Excerpts from an interface dataset
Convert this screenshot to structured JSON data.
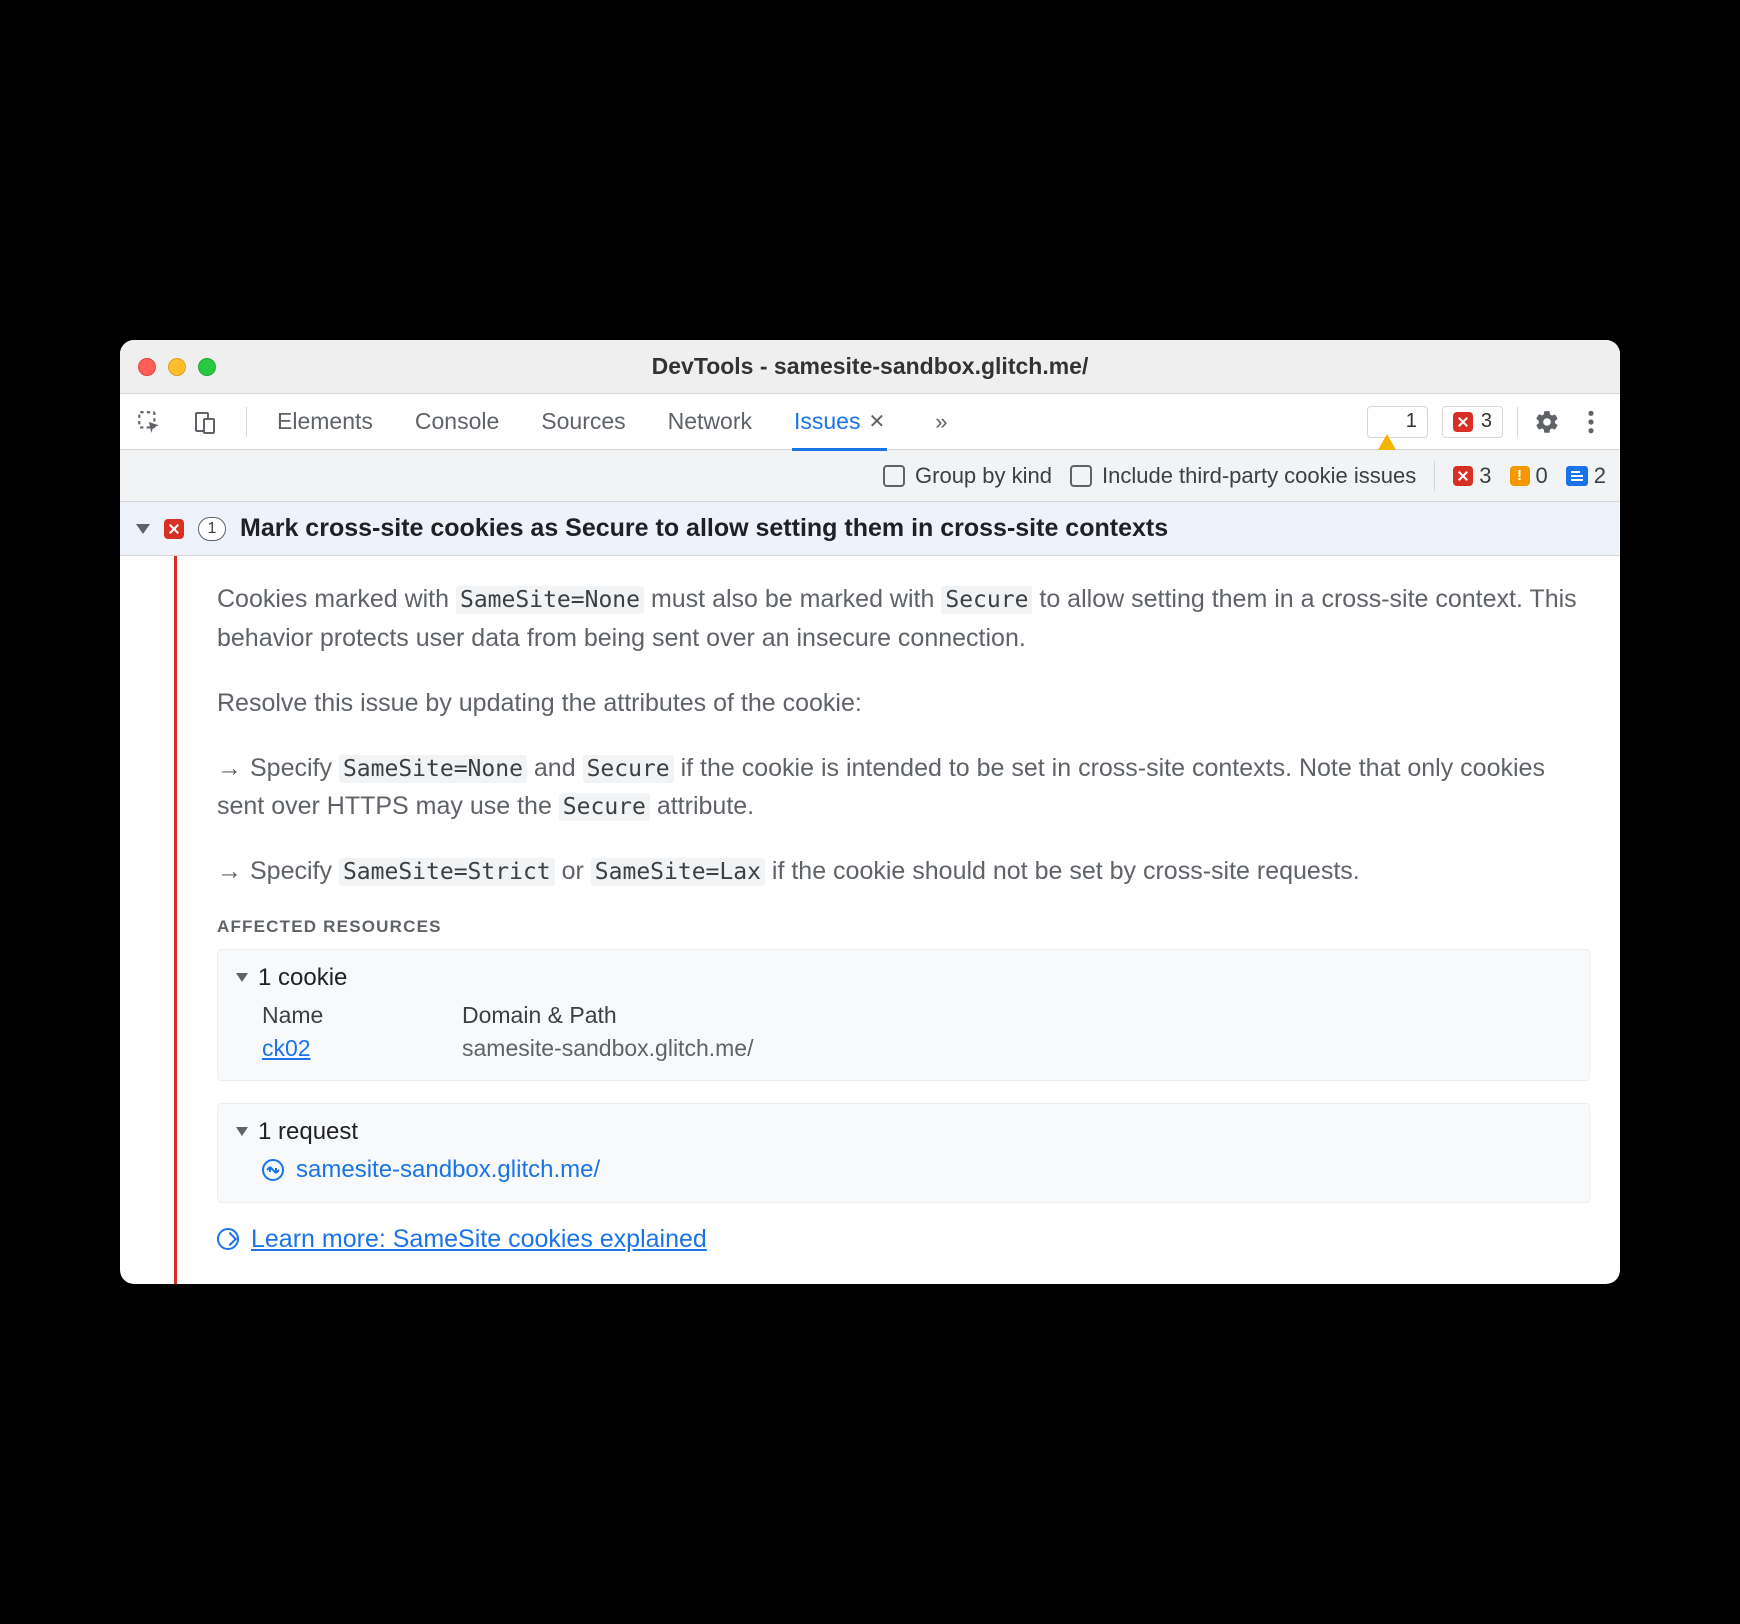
{
  "window": {
    "title": "DevTools - samesite-sandbox.glitch.me/"
  },
  "toolbar": {
    "tabs": {
      "elements": "Elements",
      "console": "Console",
      "sources": "Sources",
      "network": "Network",
      "issues": "Issues"
    },
    "warnings_count": "1",
    "errors_count": "3"
  },
  "filterbar": {
    "group_by_kind": "Group by kind",
    "include_third_party": "Include third-party cookie issues",
    "counts": {
      "error": "3",
      "warn": "0",
      "info": "2"
    }
  },
  "issue": {
    "count": "1",
    "title": "Mark cross-site cookies as Secure to allow setting them in cross-site contexts",
    "p1_a": "Cookies marked with ",
    "p1_code1": "SameSite=None",
    "p1_b": " must also be marked with ",
    "p1_code2": "Secure",
    "p1_c": " to allow setting them in a cross-site context. This behavior protects user data from being sent over an insecure connection.",
    "p2": "Resolve this issue by updating the attributes of the cookie:",
    "b1_a": "Specify ",
    "b1_code1": "SameSite=None",
    "b1_b": " and ",
    "b1_code2": "Secure",
    "b1_c": " if the cookie is intended to be set in cross-site contexts. Note that only cookies sent over HTTPS may use the ",
    "b1_code3": "Secure",
    "b1_d": " attribute.",
    "b2_a": "Specify ",
    "b2_code1": "SameSite=Strict",
    "b2_b": " or ",
    "b2_code2": "SameSite=Lax",
    "b2_c": " if the cookie should not be set by cross-site requests.",
    "affected_label": "AFFECTED RESOURCES",
    "cookies_header": "1 cookie",
    "cookies_col_name": "Name",
    "cookies_col_domain": "Domain & Path",
    "cookie_name": "ck02",
    "cookie_domain": "samesite-sandbox.glitch.me/",
    "requests_header": "1 request",
    "request_url": "samesite-sandbox.glitch.me/",
    "learn_more": "Learn more: SameSite cookies explained"
  }
}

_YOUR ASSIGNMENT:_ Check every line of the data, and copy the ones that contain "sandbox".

_ANSWER BELOW:_
    "title": "DevTools - samesite-sandbox.glitch.me/"
    "cookie_domain": "samesite-sandbox.glitch.me/",
    "request_url": "samesite-sandbox.glitch.me/",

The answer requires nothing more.